- Supplied data -
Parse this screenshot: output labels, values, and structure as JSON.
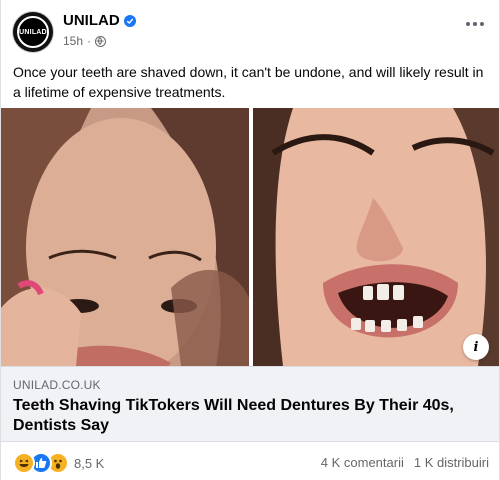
{
  "post": {
    "page_name": "UNILAD",
    "avatar_text": "UNILAD",
    "time": "15h",
    "separator": "·",
    "text": "Once your teeth are shaved down, it can't be undone, and will likely result in a lifetime of expensive treatments."
  },
  "link_preview": {
    "domain": "UNILAD.CO.UK",
    "headline": "Teeth Shaving TikTokers Will Need Dentures By Their 40s, Dentists Say",
    "info_label": "i"
  },
  "footer": {
    "reaction_count": "8,5 K",
    "comments": "4 K comentarii",
    "shares": "1 K distribuiri"
  },
  "icons": {
    "verified": "verified-badge-icon",
    "privacy": "globe-icon",
    "more": "more-options-icon",
    "reactions": [
      "haha-reaction-icon",
      "like-reaction-icon",
      "wow-reaction-icon"
    ]
  },
  "colors": {
    "accent": "#1877f2",
    "secondary_text": "#65676b",
    "link_box_bg": "#f0f2f5"
  }
}
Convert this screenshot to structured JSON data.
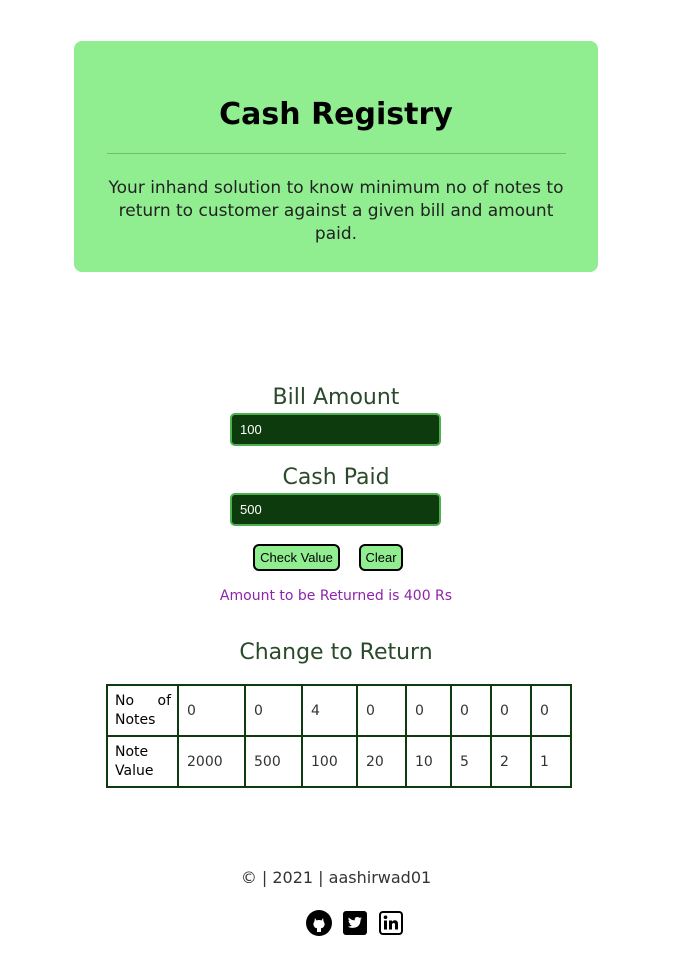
{
  "header": {
    "title": "Cash Registry",
    "description": "Your inhand solution to know minimum no of notes to return to customer against a given bill and amount paid."
  },
  "form": {
    "bill_label": "Bill Amount",
    "bill_value": "100",
    "cash_label": "Cash Paid",
    "cash_value": "500",
    "check_button": "Check Value",
    "clear_button": "Clear"
  },
  "result_message": "Amount to be Returned is 400 Rs",
  "change": {
    "title": "Change to Return",
    "row_headers": [
      "No of Notes",
      "Note Value"
    ],
    "counts": [
      "0",
      "0",
      "4",
      "0",
      "0",
      "0",
      "0",
      "0"
    ],
    "values": [
      "2000",
      "500",
      "100",
      "20",
      "10",
      "5",
      "2",
      "1"
    ]
  },
  "footer": {
    "text": "© | 2021 | aashirwad01",
    "icons": [
      "github-icon",
      "twitter-icon",
      "linkedin-icon"
    ]
  },
  "colors": {
    "accent": "#90ee90",
    "input_bg": "#0d3b0d",
    "result_text": "#8e24aa"
  }
}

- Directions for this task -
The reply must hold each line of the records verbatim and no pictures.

- Written answer -
Parse this screenshot: output labels, values, and structure as JSON.
{
  "post": {
    "page_name": "UNILAD",
    "avatar_text": "UNILAD",
    "time": "15h",
    "separator": "·",
    "text": "Once your teeth are shaved down, it can't be undone, and will likely result in a lifetime of expensive treatments."
  },
  "link_preview": {
    "domain": "UNILAD.CO.UK",
    "headline": "Teeth Shaving TikTokers Will Need Dentures By Their 40s, Dentists Say",
    "info_label": "i"
  },
  "footer": {
    "reaction_count": "8,5 K",
    "comments": "4 K comentarii",
    "shares": "1 K distribuiri"
  },
  "icons": {
    "verified": "verified-badge-icon",
    "privacy": "globe-icon",
    "more": "more-options-icon",
    "reactions": [
      "haha-reaction-icon",
      "like-reaction-icon",
      "wow-reaction-icon"
    ]
  },
  "colors": {
    "accent": "#1877f2",
    "secondary_text": "#65676b",
    "link_box_bg": "#f0f2f5"
  }
}
Convert this screenshot to structured JSON data.
{
  "header": {
    "title": "Cash Registry",
    "description": "Your inhand solution to know minimum no of notes to return to customer against a given bill and amount paid."
  },
  "form": {
    "bill_label": "Bill Amount",
    "bill_value": "100",
    "cash_label": "Cash Paid",
    "cash_value": "500",
    "check_button": "Check Value",
    "clear_button": "Clear"
  },
  "result_message": "Amount to be Returned is 400 Rs",
  "change": {
    "title": "Change to Return",
    "row_headers": [
      "No of Notes",
      "Note Value"
    ],
    "counts": [
      "0",
      "0",
      "4",
      "0",
      "0",
      "0",
      "0",
      "0"
    ],
    "values": [
      "2000",
      "500",
      "100",
      "20",
      "10",
      "5",
      "2",
      "1"
    ]
  },
  "footer": {
    "text": "© | 2021 | aashirwad01",
    "icons": [
      "github-icon",
      "twitter-icon",
      "linkedin-icon"
    ]
  },
  "colors": {
    "accent": "#90ee90",
    "input_bg": "#0d3b0d",
    "result_text": "#8e24aa"
  }
}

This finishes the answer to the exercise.